On Behalf of | Apr 12, 2022 | Child Custody

Many Pennsylvania families are currently adapting to new lifestyles after the parents decided they would rather go their separate ways than remain in an unhappy marriage. Such a decision has immediate and far-reaching implications on the lives of each family member, especially children. Child custody is a priority topic in divorce, especially if one parent is wants sole custody.  

A family court judge often reviews matters concerning physical and legal custody of children in a divorce. The latter refers to a parent’s authority to make important life decisions on behalf of a child. The former typically pertains to a child’s primary residence after divorce. A parent requesting sole child custody is essentially saying that he or she should have the sole authority to make decisions regarding the kids’ health, education, religion or other important issues.  

A judge will expect evidence to back up claims  

The court does not take child custody decisions lightly. A parent requesting sole custody must convince the court that there is a justifiable reason for the request, like:  

  • The other parent is addicted to drugs or alcohol.  
  • The other parent has been diagnosed with mental illness. 
  • The other parent is incarcerated. 
  • There is evidence to show that the other parent is abusive. 
  • Child neglect or abandonment are justifiable concerns.  

These are examples of issues that might convince a family court judge that children’s interests would be best served if one parent is awarded sole custody in a divorce. 

Seeking modification of an existing child custody order 
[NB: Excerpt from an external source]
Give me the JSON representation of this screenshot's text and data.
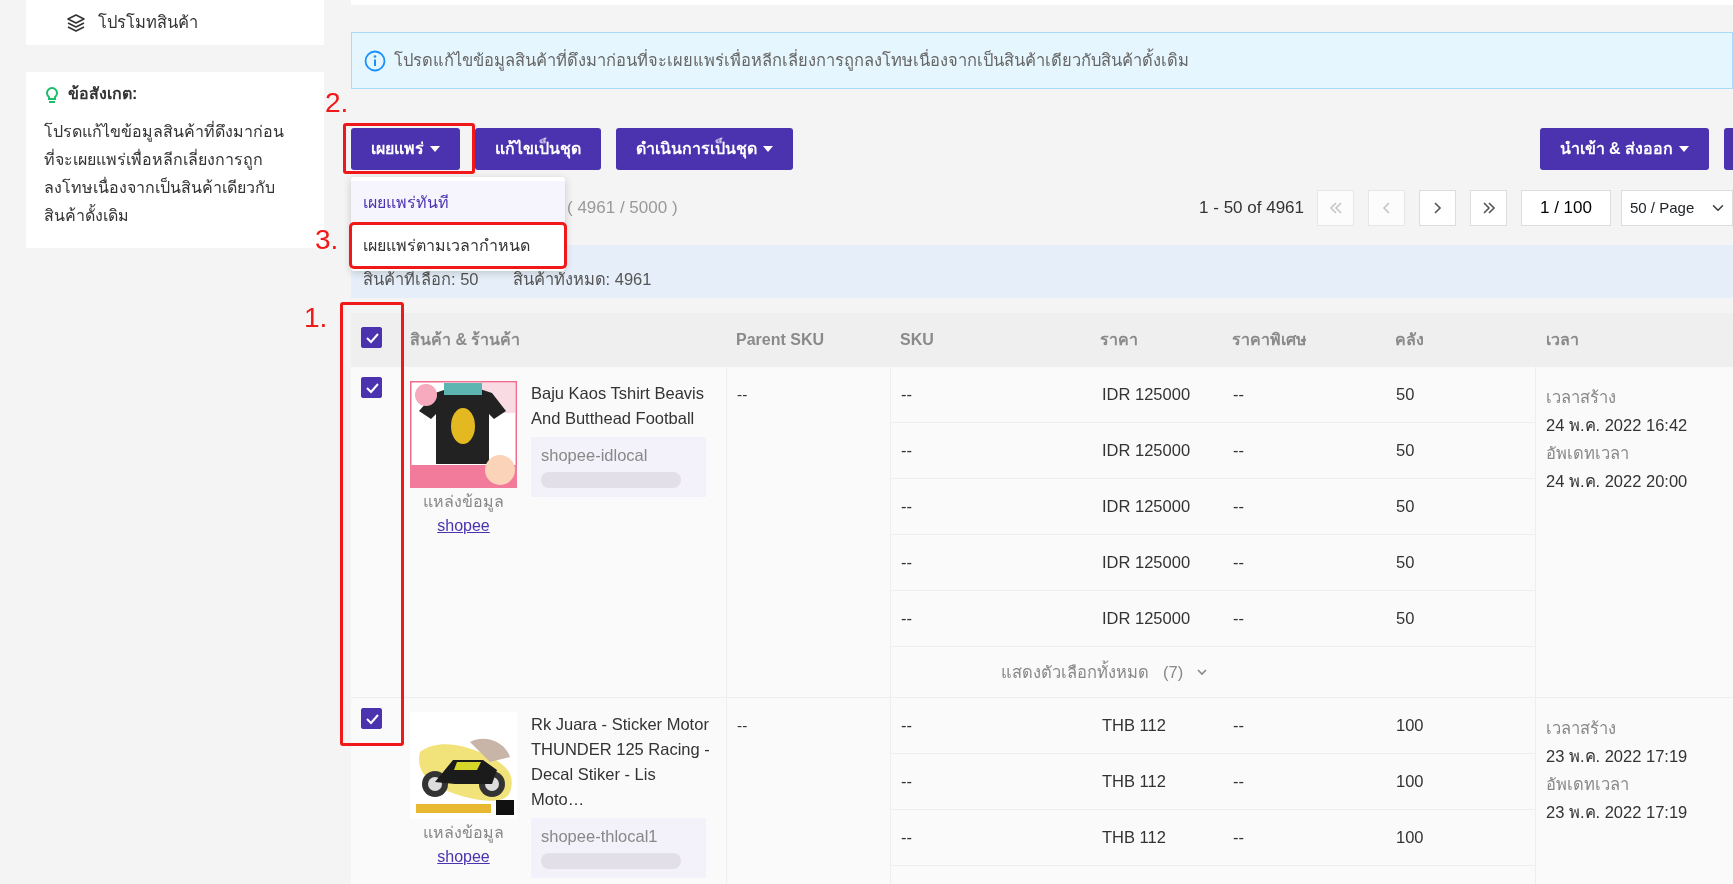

Any number of issues (such as those mentioned in the previous section) may arise after a divorce that would prompt a concerned parent to request modification of an existing court order. For instance, a co-parent might develop a substance abuse problem after a divorce is finalized. In such cases, a Pennsylvania parent may request sole child custody but must continue to adhere to any existing court order unless and until it is changed — something which could be accomplished on an emergency basis.